A top location and an excellent lease make the freshly renovated Astro Tower an outstanding core investment. The 33-storey office tower is located in the central business district of the EU metropolis and has been rented out in its entirety to the Belgian government employment bureau since October 2016. The indexed 26-year lease, with no cancellation option, lends the deal the kind of earning quality that conservative investors seek out. The situation is similar for the Commerzbank Tower.
“Clients in Asia appreciate our specialised knowledge of their needs when it comes to real estate investments, as well as our fully integrated investment management,” says Dr Finkenzeller. PATRIZIA acquired the high-rise – built in 1997 by a design by star architect Sir Norman Foster – for the Samsung Group under a single-deal engagement. At 259 metres, or 300 metres including the antenna, Germany’s tallest building is a landmark of the banking metropolis. With roughly 120,000 square metres of floor space, the office tower is leased long-term to Commerzbank and won the City of Frankfurt’s Green Building Award in 2009 for its innovative, sustainable design.
The focus is on returns in the Middle East and on security in Europe
Sustainability is another important criterion for institutional investors from all over the world, including some of the oil states in the Middle East. Take the United Arab Emirates: Abu Dhabi has been building its Masdar City ecological settlement since 2008. But in its European real estate investments, the state-funded Abu Dhabi Investment Authority – like the state funds in Qatar and Kuwait – generally looks for higher-return properties. So these immensely well-capitalised investors are primarily interested in Value Add and Opportunity investment products, and sometimes Core-Plus products as well. But pure Core strategies aren’t of interest to these Middle Eastern state funds. Institutional investors from Europe, in contrast, prefer secure, conservative products and have much less interest in opportunistic strategies. The latter tend to be short-listed only in extraordinary market situations. In their home markets, investors in Germany, France, Spain and Scandinavia need less advice in this regard because they are well-networked, and they’ve also reaped splendid earnings in recent years. But in cross-border transactions – about half of all real estate investments in Europe in 2015 – the picture is different. Here locally based investment consultants have far better contacts and significantly more experience.

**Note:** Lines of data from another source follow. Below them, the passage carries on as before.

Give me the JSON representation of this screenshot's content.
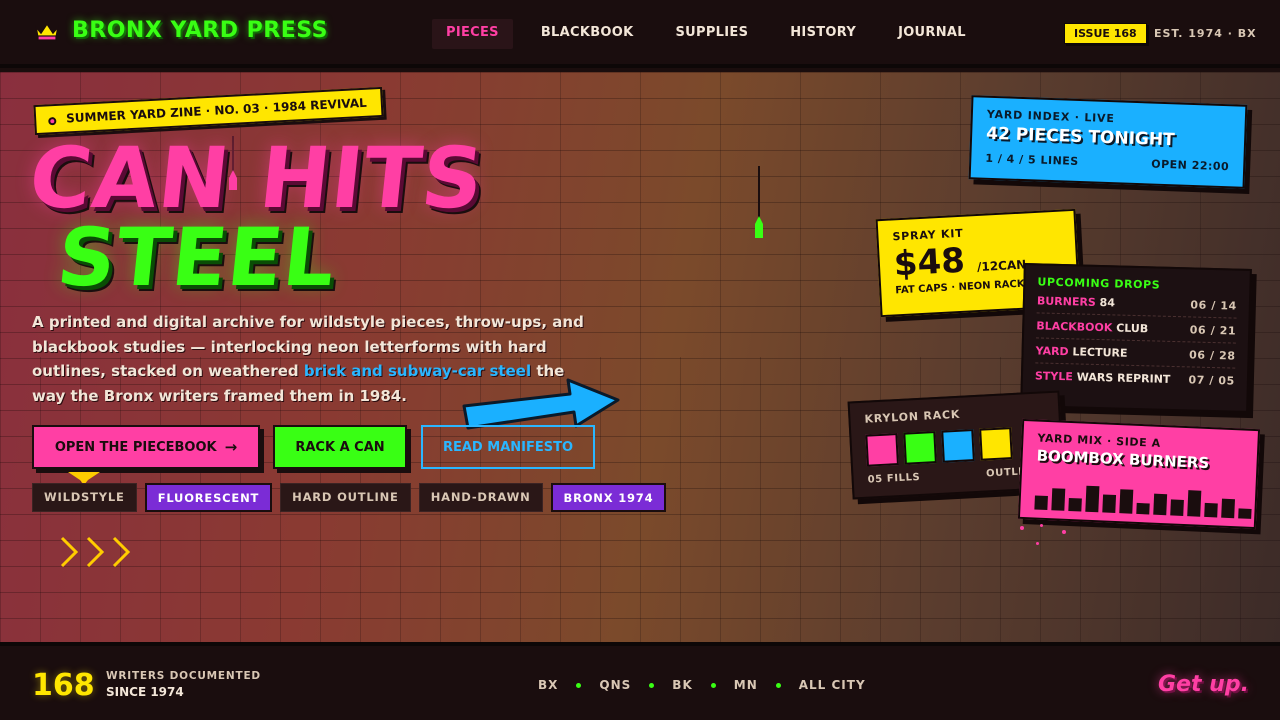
{
  "brand": {
    "name": "BRONX YARD PRESS",
    "icon": "crown-icon"
  },
  "nav": {
    "items": [
      "PIECES",
      "BLACKBOOK",
      "SUPPLIES",
      "HISTORY",
      "JOURNAL"
    ],
    "active_index": 0,
    "issue": "ISSUE 168",
    "est": "EST. 1974 · BX"
  },
  "hero": {
    "tag": "SUMMER YARD ZINE · NO. 03 · 1984 REVIVAL",
    "headline_1": "CAN HITS",
    "headline_2": "STEEL",
    "lede_start": "A printed and digital archive for wildstyle pieces, throw-ups, and blackbook studies — interlocking neon letterforms with hard outlines, stacked on weathered ",
    "lede_highlight": "brick and subway-car steel",
    "lede_end": " the way the Bronx writers framed them in 1984.",
    "cta_open": "OPEN THE PIECEBOOK",
    "cta_open_icon": "arrow-right-icon",
    "cta_rack": "RACK A CAN",
    "cta_read": "READ MANIFESTO",
    "chips": [
      "WILDSTYLE",
      "FLUORESCENT",
      "HARD OUTLINE",
      "HAND-DRAWN",
      "BRONX 1974"
    ],
    "chip_highlights": [
      1,
      4
    ]
  },
  "cards": {
    "index": {
      "eyebrow": "YARD INDEX · LIVE",
      "title": "42 PIECES TONIGHT",
      "lines": "1 / 4 / 5 LINES",
      "open": "OPEN 22:00"
    },
    "kit": {
      "eyebrow": "SPRAY KIT",
      "price": "$48",
      "unit": "/12CAN",
      "sub": "FAT CAPS · NEON RACK"
    },
    "drops": {
      "title": "UPCOMING DROPS",
      "rows": [
        {
          "key": "BURNERS",
          "rest": " 84",
          "date": "06 / 14"
        },
        {
          "key": "BLACKBOOK",
          "rest": " CLUB",
          "date": "06 / 21"
        },
        {
          "key": "YARD",
          "rest": " LECTURE",
          "date": "06 / 28"
        },
        {
          "key": "STYLE",
          "rest": " WARS REPRINT",
          "date": "07 / 05"
        }
      ]
    },
    "rack": {
      "title": "KRYLON RACK",
      "swatches": [
        "#ff3fa4",
        "#39ff14",
        "#1ab0ff",
        "#ffe600"
      ],
      "fills": "05 FILLS",
      "outline": "OUTLINE ·"
    },
    "mix": {
      "eyebrow": "YARD MIX · SIDE A",
      "title": "BOOMBOX BURNERS",
      "levels": [
        0.45,
        0.7,
        0.4,
        0.8,
        0.55,
        0.75,
        0.35,
        0.65,
        0.5,
        0.8,
        0.45,
        0.6,
        0.3
      ]
    }
  },
  "footer": {
    "count": "168",
    "label_1": "WRITERS DOCUMENTED",
    "label_2": "SINCE 1974",
    "boroughs": [
      "BX",
      "QNS",
      "BK",
      "MN",
      "ALL CITY"
    ],
    "signoff": "Get up."
  },
  "colors": {
    "pink": "#ff3fa4",
    "green": "#39ff14",
    "blue": "#1ab0ff",
    "yellow": "#ffe600",
    "bg": "#1a0d0e"
  }
}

Europe’s real estate markets are booming. This increasingly attracts capital from other continents, and institutional investors worldwide want to diversify their portfolios. Yet their investment horizons and risk propensity result in an utterly diverse range of expectations on any one given investment property. Well-networked, highly experienced consultants on location can do a better job of custom-tailoring solutions, whether in Core, Core-Plus, Value Add or Opportunity products.